Charles Carroll Program
Postdoc Fellows
Adam Smith Conference







Posdoc Fellows

Faisal Baluch
Veritas / Charles Carroll Posdoctoral Teaching Fellow
Department of Political Science

Faisal Baluch received his Ph.D. in political theory from the University of Notre Dame with a dissertation on Machiavelli.  At the University of Notre Dame he was a Loescher Teaching Fellow and an editorial intern at the Review of Politics.  Faisal is a broadly trained political theorist with a particular interest in ancient, early modern and contemporary political thought.  He has published on Arendt and Heidegger, and is currently working on a book-length study of Machiavelli’s Florentine Histories.  Faisal has taught a number of courses at the University of Notre Dame and the College of the Holy Cross, including introduction to political theory, politics and literature, and a course on the Arab Spring.  At Holy Cross he is associated with Montserrat program in the Self-cluster.  In addition to his training in political theory, Faisal has a background in economics and finance, having received a Master’s degree in Finance from the University of Western Sydney in Australia.

Carly Herold
Henzler / Charles Carroll Posdoctoral Teaching Fellow
Department of Political Science

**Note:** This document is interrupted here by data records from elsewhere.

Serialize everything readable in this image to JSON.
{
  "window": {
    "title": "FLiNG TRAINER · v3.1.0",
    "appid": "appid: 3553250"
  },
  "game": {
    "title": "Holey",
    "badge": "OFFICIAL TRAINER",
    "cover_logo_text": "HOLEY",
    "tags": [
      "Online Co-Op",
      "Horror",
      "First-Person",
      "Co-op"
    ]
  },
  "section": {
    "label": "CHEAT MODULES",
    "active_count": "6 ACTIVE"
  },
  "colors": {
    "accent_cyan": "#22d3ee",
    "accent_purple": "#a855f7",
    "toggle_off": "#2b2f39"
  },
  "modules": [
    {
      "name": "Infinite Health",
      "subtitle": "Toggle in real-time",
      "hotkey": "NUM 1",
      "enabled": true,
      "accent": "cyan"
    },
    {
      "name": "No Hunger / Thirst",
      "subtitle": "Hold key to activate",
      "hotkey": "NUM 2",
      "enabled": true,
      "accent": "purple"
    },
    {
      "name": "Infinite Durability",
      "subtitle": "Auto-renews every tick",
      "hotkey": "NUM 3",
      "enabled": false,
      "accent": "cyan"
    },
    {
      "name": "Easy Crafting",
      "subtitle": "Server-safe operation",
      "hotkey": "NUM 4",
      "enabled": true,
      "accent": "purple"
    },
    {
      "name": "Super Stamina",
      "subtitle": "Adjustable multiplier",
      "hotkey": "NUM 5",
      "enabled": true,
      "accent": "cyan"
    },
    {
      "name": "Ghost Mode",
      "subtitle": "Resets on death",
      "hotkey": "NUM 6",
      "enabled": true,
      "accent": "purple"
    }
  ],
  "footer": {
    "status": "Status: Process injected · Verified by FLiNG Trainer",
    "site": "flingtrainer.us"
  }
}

Carly Herold joins Holy Cross from The University of Texas at Austin, where she studied political theory and public law. Her principle area of research is in classical Greek and Roman political theory and she is currently at work on a project on Cicero’s political thought, examining how the tradition of Socratic political philosophy might evaluate critiques from modern social science about the inherent irrationality of republican self-government. She maintains a broad interest in the history of political thought, the impact of the popularization of science on politics, civic education, comparative constitutional law, and constitutional theory.  At Holy Cross she will be teaching Classical Political Philosophy, which will focus on how the thinkers of Classical Greece and Rome conceived of the relationship of science to politics, as well as in the Core Human Questions cluster of the Montserrat Program.